Perhaps if we taught this first and Max U second, there would be fewer grating rants about the immorality of markets.


And while we're at it. Here is how young people view socialism vs capitalism.

Sunday, August 20, 2017

Statists rule

The Economist includes a nice summary of Pigouvian taxes (or subsidies) as a straightforward remedy to the problem of uncompensated externalities. When market coordination is missing for any  reason, here is the (seemingly) simple policy fix.

But missing from the discussion (almost all such discussions) is the politics. Who administers the tax? How do they choose who and how much to tax, when and where.

Public choice economics points to a non-trivial answer:  crony capitalism and the threat of regulatory capture are always in play.

Today's NY Times Book Review includes a review of Nancy MacLean's Democracy in Chains: The Deep History of the Radical Right's Stealth Plan for America.  The print edition uses the lede, "Minority Rule: How the economist James McGill Buchanan laid out the game plan for the radical rights." This is turn-off laced with smear job. The electronic version switches to "How the Radical Right Played the Long Game and Won."

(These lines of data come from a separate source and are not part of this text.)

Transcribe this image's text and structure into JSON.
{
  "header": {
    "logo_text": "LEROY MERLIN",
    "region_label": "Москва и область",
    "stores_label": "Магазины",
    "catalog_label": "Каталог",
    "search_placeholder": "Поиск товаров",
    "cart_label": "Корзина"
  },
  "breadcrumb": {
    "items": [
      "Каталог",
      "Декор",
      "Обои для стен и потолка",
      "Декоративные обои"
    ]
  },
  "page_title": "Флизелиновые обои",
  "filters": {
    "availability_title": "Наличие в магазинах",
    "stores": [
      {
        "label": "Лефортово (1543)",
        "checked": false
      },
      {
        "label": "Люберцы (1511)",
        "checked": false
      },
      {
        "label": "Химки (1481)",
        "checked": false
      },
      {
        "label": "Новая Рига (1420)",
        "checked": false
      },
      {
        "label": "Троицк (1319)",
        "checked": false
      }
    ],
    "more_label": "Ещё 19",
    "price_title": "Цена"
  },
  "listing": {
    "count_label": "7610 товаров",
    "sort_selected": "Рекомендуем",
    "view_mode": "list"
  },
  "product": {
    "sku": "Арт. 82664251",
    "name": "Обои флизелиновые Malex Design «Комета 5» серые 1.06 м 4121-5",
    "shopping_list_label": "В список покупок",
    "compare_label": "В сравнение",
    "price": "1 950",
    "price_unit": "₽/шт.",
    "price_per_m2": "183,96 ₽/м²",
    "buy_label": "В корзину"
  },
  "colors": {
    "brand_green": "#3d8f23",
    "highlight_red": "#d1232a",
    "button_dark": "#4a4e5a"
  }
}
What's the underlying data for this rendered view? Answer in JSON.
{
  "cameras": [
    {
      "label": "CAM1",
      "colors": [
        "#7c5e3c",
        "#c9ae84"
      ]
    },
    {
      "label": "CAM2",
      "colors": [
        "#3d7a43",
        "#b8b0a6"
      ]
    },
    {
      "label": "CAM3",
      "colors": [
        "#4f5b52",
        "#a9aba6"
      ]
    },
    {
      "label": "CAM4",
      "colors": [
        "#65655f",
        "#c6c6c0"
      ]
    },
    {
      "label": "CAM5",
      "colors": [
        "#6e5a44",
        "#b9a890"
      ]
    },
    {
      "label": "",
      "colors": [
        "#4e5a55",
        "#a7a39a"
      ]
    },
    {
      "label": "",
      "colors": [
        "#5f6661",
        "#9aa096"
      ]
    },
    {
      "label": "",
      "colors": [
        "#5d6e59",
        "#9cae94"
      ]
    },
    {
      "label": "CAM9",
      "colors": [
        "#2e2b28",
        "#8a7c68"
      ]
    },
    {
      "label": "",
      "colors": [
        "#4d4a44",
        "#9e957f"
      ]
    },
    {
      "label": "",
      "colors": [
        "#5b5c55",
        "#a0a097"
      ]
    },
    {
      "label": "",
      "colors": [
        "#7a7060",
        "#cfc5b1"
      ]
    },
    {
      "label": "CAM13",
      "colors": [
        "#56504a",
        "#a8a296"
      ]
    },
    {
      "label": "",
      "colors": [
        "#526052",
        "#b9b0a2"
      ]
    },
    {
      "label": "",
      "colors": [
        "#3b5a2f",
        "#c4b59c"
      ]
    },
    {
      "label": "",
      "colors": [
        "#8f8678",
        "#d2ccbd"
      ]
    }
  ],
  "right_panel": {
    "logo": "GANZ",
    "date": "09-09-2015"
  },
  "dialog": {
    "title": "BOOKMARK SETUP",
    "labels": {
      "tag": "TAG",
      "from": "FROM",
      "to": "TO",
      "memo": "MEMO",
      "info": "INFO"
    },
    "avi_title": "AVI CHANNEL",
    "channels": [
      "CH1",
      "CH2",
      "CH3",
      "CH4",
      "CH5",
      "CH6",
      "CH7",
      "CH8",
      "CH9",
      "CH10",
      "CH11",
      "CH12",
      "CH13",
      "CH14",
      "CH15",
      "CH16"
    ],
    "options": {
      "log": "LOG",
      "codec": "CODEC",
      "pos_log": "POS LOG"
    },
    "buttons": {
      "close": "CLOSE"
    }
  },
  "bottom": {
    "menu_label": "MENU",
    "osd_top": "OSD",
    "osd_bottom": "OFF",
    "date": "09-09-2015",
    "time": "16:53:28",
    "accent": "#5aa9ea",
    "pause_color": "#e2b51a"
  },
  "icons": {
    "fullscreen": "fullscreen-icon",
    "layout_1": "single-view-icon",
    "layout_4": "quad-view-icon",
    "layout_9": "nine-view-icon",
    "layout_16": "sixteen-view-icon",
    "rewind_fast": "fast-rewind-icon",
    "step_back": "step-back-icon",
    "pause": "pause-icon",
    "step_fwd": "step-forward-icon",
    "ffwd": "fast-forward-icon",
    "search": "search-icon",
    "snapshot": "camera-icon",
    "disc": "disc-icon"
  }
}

This is all bizarre and I have no plans to read the book. Don Boudreaux has been tirelessly exposing MacLean's errors and misconceptions at Cafe Hayek.

Are the problems of democracies and majorities really new and arcane for anyone?  We learn about the Bill of Rights at a very early age.  Limiting majoritarianism addresses a very old and well known problem and is not a part of some vast right wing conspiracy.

The Economist and a string of others are strangely resistant to public choice analysis, as the many discussions of the elixir of Pigouvian taxes indicates.

I do not get it. Are we to maintain a blind faith in the ability of elected officials to somehow divine the "public will"? And do so while maintaining a near-virginal innocence? And these are the people we see in the news all day?

How obsessed and blinkered a statist does one have to be to go on living and believing that way?